# Information shown:
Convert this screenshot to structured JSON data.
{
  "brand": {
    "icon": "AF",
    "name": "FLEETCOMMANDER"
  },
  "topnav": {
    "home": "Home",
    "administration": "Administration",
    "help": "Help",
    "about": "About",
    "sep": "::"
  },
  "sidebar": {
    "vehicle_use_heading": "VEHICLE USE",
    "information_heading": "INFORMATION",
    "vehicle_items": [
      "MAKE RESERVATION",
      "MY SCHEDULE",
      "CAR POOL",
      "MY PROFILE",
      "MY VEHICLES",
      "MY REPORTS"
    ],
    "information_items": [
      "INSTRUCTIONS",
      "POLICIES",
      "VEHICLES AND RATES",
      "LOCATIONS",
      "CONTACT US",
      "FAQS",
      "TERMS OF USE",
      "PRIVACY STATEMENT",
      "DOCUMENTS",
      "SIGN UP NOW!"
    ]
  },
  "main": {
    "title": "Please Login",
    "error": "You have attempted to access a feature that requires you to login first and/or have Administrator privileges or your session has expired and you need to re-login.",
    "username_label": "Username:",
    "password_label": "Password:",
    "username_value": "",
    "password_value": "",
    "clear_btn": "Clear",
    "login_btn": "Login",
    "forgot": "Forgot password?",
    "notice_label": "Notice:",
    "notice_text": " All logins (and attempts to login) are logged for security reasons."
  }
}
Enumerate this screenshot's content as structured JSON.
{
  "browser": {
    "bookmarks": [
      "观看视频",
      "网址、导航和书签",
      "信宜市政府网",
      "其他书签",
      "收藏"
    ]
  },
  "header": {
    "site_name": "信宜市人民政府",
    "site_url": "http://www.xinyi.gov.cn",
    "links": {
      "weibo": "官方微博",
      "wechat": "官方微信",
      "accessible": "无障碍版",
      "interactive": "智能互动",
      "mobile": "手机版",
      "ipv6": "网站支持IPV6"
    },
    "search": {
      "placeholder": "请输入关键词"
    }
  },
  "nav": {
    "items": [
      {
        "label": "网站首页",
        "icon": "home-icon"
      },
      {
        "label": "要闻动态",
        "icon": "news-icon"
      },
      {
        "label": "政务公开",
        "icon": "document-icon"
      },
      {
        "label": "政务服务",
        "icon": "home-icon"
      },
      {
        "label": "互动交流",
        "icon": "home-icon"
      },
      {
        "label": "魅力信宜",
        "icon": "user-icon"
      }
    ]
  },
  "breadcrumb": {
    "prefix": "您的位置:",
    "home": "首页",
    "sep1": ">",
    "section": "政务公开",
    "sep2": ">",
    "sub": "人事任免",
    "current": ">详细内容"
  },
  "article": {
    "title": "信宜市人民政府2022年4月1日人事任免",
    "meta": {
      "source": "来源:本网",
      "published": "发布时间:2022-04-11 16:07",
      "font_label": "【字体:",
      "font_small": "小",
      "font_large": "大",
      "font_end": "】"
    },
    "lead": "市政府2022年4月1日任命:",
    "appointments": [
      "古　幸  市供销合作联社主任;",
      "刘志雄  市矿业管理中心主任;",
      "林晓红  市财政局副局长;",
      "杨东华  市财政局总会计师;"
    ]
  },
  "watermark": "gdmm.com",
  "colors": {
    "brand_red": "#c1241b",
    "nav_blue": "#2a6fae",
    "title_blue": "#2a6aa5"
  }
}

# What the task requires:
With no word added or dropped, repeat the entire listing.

# Response area:
Convert this screenshot to structured JSON data.
{
  "brand": {
    "icon": "AF",
    "name": "FLEETCOMMANDER"
  },
  "topnav": {
    "home": "Home",
    "administration": "Administration",
    "help": "Help",
    "about": "About",
    "sep": "::"
  },
  "sidebar": {
    "vehicle_use_heading": "VEHICLE USE",
    "information_heading": "INFORMATION",
    "vehicle_items": [
      "MAKE RESERVATION",
      "MY SCHEDULE",
      "CAR POOL",
      "MY PROFILE",
      "MY VEHICLES",
      "MY REPORTS"
    ],
    "information_items": [
      "INSTRUCTIONS",
      "POLICIES",
      "VEHICLES AND RATES",
      "LOCATIONS",
      "CONTACT US",
      "FAQS",
      "TERMS OF USE",
      "PRIVACY STATEMENT",
      "DOCUMENTS",
      "SIGN UP NOW!"
    ]
  },
  "main": {
    "title": "Please Login",
    "error": "You have attempted to access a feature that requires you to login first and/or have Administrator privileges or your session has expired and you need to re-login.",
    "username_label": "Username:",
    "password_label": "Password:",
    "username_value": "",
    "password_value": "",
    "clear_btn": "Clear",
    "login_btn": "Login",
    "forgot": "Forgot password?",
    "notice_label": "Notice:",
    "notice_text": " All logins (and attempts to login) are logged for security reasons."
  }
}
Enumerate this screenshot's content as structured JSON.
{
  "browser": {
    "bookmarks": [
      "观看视频",
      "网址、导航和书签",
      "信宜市政府网",
      "其他书签",
      "收藏"
    ]
  },
  "header": {
    "site_name": "信宜市人民政府",
    "site_url": "http://www.xinyi.gov.cn",
    "links": {
      "weibo": "官方微博",
      "wechat": "官方微信",
      "accessible": "无障碍版",
      "interactive": "智能互动",
      "mobile": "手机版",
      "ipv6": "网站支持IPV6"
    },
    "search": {
      "placeholder": "请输入关键词"
    }
  },
  "nav": {
    "items": [
      {
        "label": "网站首页",
        "icon": "home-icon"
      },
      {
        "label": "要闻动态",
        "icon": "news-icon"
      },
      {
        "label": "政务公开",
        "icon": "document-icon"
      },
      {
        "label": "政务服务",
        "icon": "home-icon"
      },
      {
        "label": "互动交流",
        "icon": "home-icon"
      },
      {
        "label": "魅力信宜",
        "icon": "user-icon"
      }
    ]
  },
  "breadcrumb": {
    "prefix": "您的位置:",
    "home": "首页",
    "sep1": ">",
    "section": "政务公开",
    "sep2": ">",
    "sub": "人事任免",
    "current": ">详细内容"
  },
  "article": {
    "title": "信宜市人民政府2022年4月1日人事任免",
    "meta": {
      "source": "来源:本网",
      "published": "发布时间:2022-04-11 16:07",
      "font_label": "【字体:",
      "font_small": "小",
      "font_large": "大",
      "font_end": "】"
    },
    "lead": "市政府2022年4月1日任命:",
    "appointments": [
      "古　幸  市供销合作联社主任;",
      "刘志雄  市矿业管理中心主任;",
      "林晓红  市财政局副局长;",
      "杨东华  市财政局总会计师;"
    ]
  },
  "watermark": "gdmm.com",
  "colors": {
    "brand_red": "#c1241b",
    "nav_blue": "#2a6fae",
    "title_blue": "#2a6aa5"
  }
}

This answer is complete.